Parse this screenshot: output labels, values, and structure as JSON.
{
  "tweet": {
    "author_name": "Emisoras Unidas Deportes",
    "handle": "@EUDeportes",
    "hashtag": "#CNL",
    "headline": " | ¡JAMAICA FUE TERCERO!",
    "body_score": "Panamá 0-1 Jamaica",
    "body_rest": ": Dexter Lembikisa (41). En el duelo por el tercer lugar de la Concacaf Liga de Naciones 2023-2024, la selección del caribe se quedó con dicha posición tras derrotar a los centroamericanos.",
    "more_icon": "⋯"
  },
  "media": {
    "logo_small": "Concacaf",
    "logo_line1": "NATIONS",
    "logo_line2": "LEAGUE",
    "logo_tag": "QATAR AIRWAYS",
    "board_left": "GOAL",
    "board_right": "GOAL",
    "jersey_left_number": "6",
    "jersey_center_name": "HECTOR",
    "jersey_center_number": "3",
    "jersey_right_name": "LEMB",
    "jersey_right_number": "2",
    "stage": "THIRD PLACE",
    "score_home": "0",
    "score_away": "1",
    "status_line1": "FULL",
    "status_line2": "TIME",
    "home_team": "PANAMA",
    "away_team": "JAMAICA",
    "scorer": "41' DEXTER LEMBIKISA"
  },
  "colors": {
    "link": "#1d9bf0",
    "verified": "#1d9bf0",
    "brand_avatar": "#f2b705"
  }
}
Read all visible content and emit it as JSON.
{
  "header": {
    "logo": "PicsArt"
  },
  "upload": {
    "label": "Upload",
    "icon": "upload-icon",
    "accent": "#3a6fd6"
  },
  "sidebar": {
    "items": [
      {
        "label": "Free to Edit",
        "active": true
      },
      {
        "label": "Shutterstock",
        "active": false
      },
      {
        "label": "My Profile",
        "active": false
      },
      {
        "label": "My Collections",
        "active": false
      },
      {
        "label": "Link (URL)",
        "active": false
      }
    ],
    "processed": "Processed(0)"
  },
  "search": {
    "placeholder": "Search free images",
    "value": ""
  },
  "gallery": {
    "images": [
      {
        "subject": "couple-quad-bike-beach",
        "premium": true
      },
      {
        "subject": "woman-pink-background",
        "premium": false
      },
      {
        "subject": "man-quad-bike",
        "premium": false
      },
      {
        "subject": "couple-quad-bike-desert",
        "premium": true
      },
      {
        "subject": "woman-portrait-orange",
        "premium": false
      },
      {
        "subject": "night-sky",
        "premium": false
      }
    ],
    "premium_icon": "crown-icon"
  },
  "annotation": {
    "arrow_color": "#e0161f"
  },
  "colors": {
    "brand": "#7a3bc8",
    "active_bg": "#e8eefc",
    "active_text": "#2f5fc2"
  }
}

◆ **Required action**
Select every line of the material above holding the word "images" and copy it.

◆ **Response for this exercise**
    "placeholder": "Search free images",
    "images": [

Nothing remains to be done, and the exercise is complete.